# Order of statements in implication

The question is from Exercise 13 of part 1.4 in Rosen's "Discrete Mathematics and Its Applications" (5th edition): "let $M(x,y)$ be "$x$ has sent y an e-mail message", where the universe of discourse consists of all students in your class".

The sentence to be translated to predicate language is: "g) there is a student in your class who has sent everyone else in your class an e-mail message"

My solution is:

$$\exists x \ \forall y \ \ (M(x,y)\implies x \neq y)$$

The solution in the instructor's manual of Rosen's book has the statements of the implication in reverse:

$$\exists x \ \ \forall y \ \ (x \neq y \implies M(x,y))$$

Which one is correct? To me it seems that the solutions manual is incorrect. The solution from the manual is true if the antecedent is F and the consequent T, which would mean that if the student is himself/herself, then he/she has sent himself/herself an e-mail message, so it seems to be wrong in my mind because the original idea was to exclude sending messages to oneself. The first solution allows x to send y an e-mail message only if it is not sent to oneself and if the e-mail is not sent, then it doesn't matter to whom it is sent.

An other approach by the writing the negation of your statement and the book's statement :

• The negation of $\exists x \ \forall y \ \ (M(x,y)\implies x \neq y)$ is : For all $x$ there exist $y$ such that $x$ sent $y$ an email and ($x$ and $y$ is the same person).

In other word :

For all $x$, $x$ sent an email to himself.

• The negation of $\exists x \ \ \forall y \ \ (x \neq y \implies M(x,y))$ is :

For all $x$ there exist $y$ such that $x$ is different from $y$ and $x$ didn't send an email to $y$

In other word :

For all $x$ there exist $y$ different from $x$ such that $x$ didn't send an email to $y$.

You can see that this second statement is the exact negation of the one wanted.

Note that for the statement of the negation I used the fact that $(P \Longrightarrow Q)$ is the same as $\lnot P \vee Q$

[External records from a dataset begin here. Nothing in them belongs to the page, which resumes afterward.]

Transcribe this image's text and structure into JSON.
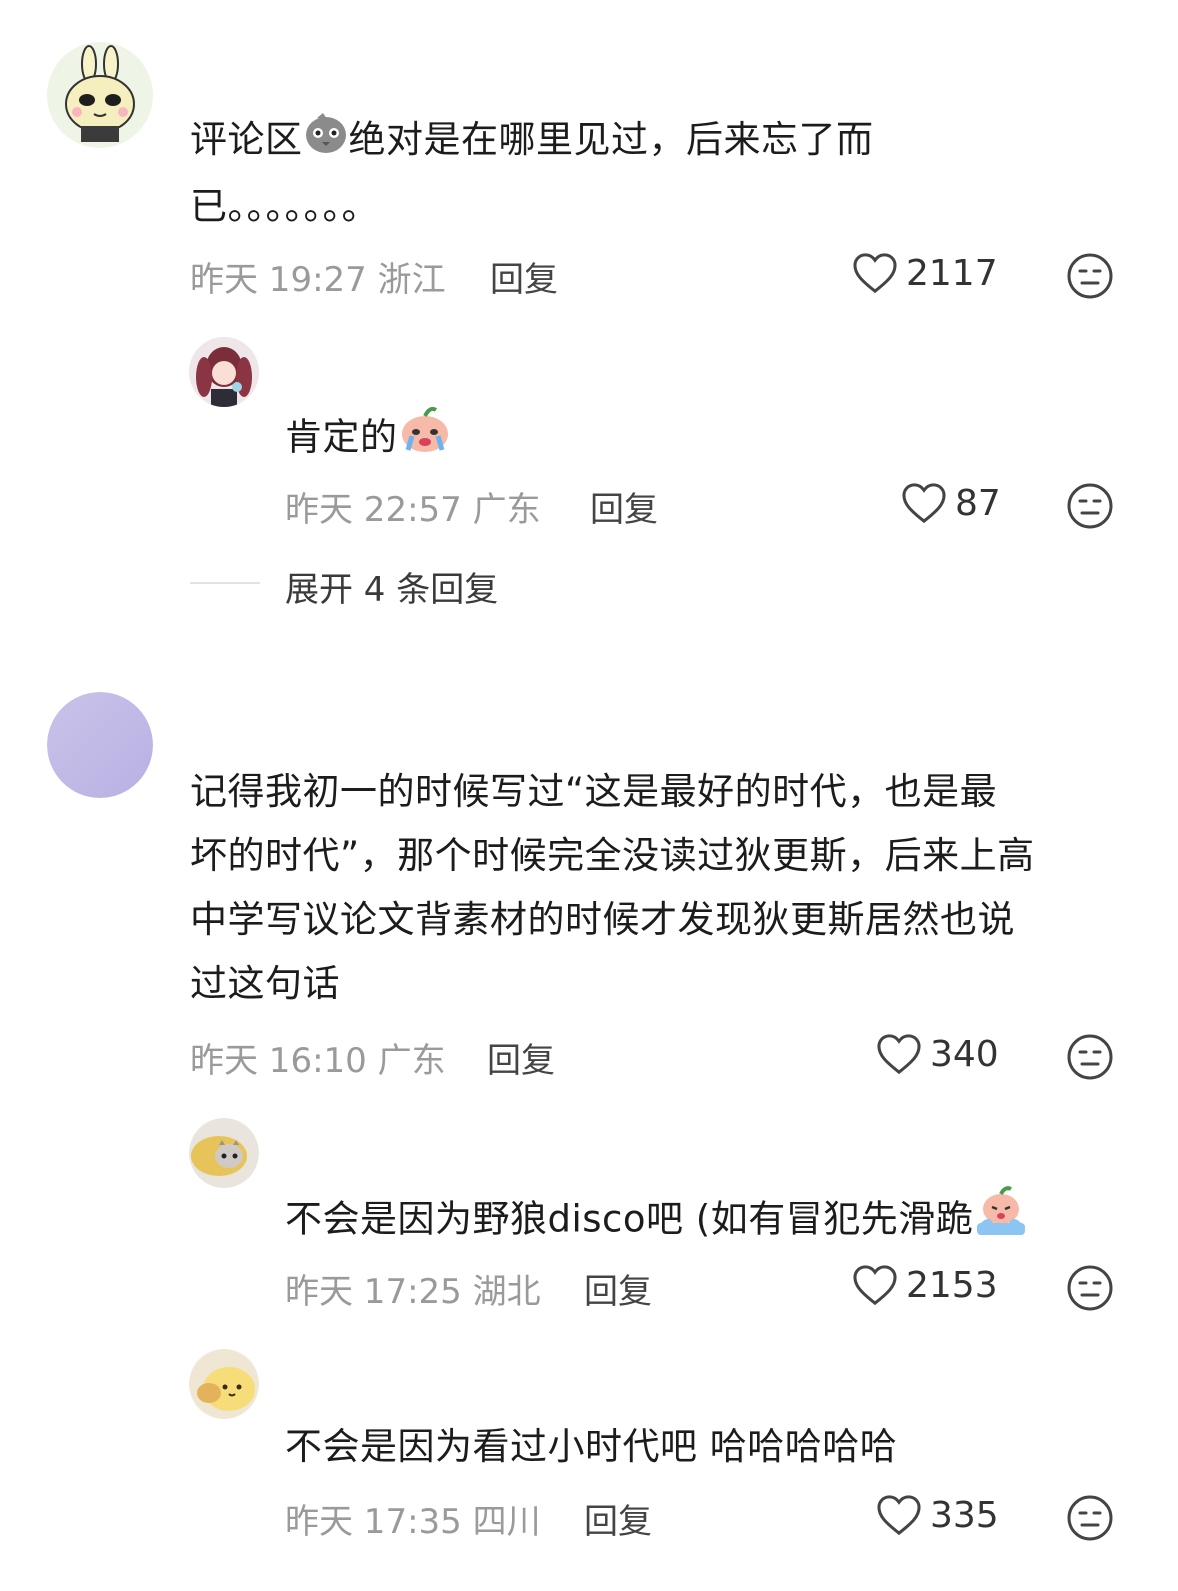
{
  "comments": [
    {
      "text_pre": "评论区",
      "text_post": "绝对是在哪里见过，后来忘了而",
      "text_line2": "已。。。。。。。",
      "time": "昨天 19:27",
      "location": "浙江",
      "reply_label": "回复",
      "likes": "2117",
      "avatar_icon": "rabbit-avatar-icon",
      "replies": [
        {
          "text": "肯定的",
          "time": "昨天 22:57",
          "location": "广东",
          "reply_label": "回复",
          "likes": "87",
          "avatar_icon": "anime-girl-avatar-icon",
          "emoji": "crying-peach-emoji"
        }
      ],
      "expand_label": "展开 4 条回复"
    },
    {
      "lines": [
        "记得我初一的时候写过“这是最好的时代，也是最",
        "坏的时代”，那个时候完全没读过狄更斯，后来上高",
        "中学写议论文背素材的时候才发现狄更斯居然也说",
        "过这句话"
      ],
      "time": "昨天 16:10",
      "location": "广东",
      "reply_label": "回复",
      "likes": "340",
      "avatar_icon": "purple-avatar-icon",
      "replies": [
        {
          "text": "不会是因为野狼disco吧 (如有冒犯先滑跪",
          "time": "昨天 17:25",
          "location": "湖北",
          "reply_label": "回复",
          "likes": "2153",
          "avatar_icon": "cat-avatar-icon",
          "emoji": "kneeling-peach-emoji"
        },
        {
          "text": "不会是因为看过小时代吧 哈哈哈哈哈",
          "time": "昨天 17:35",
          "location": "四川",
          "reply_label": "回复",
          "likes": "335",
          "avatar_icon": "pompompurin-avatar-icon"
        }
      ]
    }
  ],
  "colors": {
    "meta_gray": "#9a9a9a",
    "text": "#1c1c1c",
    "icon": "#444444"
  }
}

• Ok, so the negation of $\exists x \ \forall y \ \ (M(x,y)\implies x \neq y)$ is $\forall x \ \exists y \ \ (M(x,y) \land x = y \ )$ and the negation of $\exists x \ \ \forall y \ \ (x \neq y \implies M(x,y))$ is $\forall x\ \exists y \ \ (x \neq y \land \neg M(x,y))$. Now it is much clearer for me – MPO Aug 3 '15 at 10:43
• That's right. I am happy to hear that. I want to point out to pay attention to the quantifiers if they rule $P$ only or the whole implication as they do in this case. – Aymane Fihadi Aug 3 '15 at 11:13

Statement $1$ is $\exists x\forall y (M(x,y) \implies x\ne y)$

This can be interpreted as:

There exists a student such that for all students, if student $x$ has sent student $y$ an email, student $x$ is not student $y$.

This doesn't implies that the student has sent everyone but themselves an email, or even any student an email, just that they haven't sent an email to themselves.

Statement $2$ is $\exists x\forall y (x\ne y \implies M(x,y))$

This is correct. It can be interpreted as:

There exists a student $x$ such that for all students, if student $x$ is not student $y$, then they have sent student $y$ an email.

And statement $2$ also means that student $x$ has not sent an email to themselves.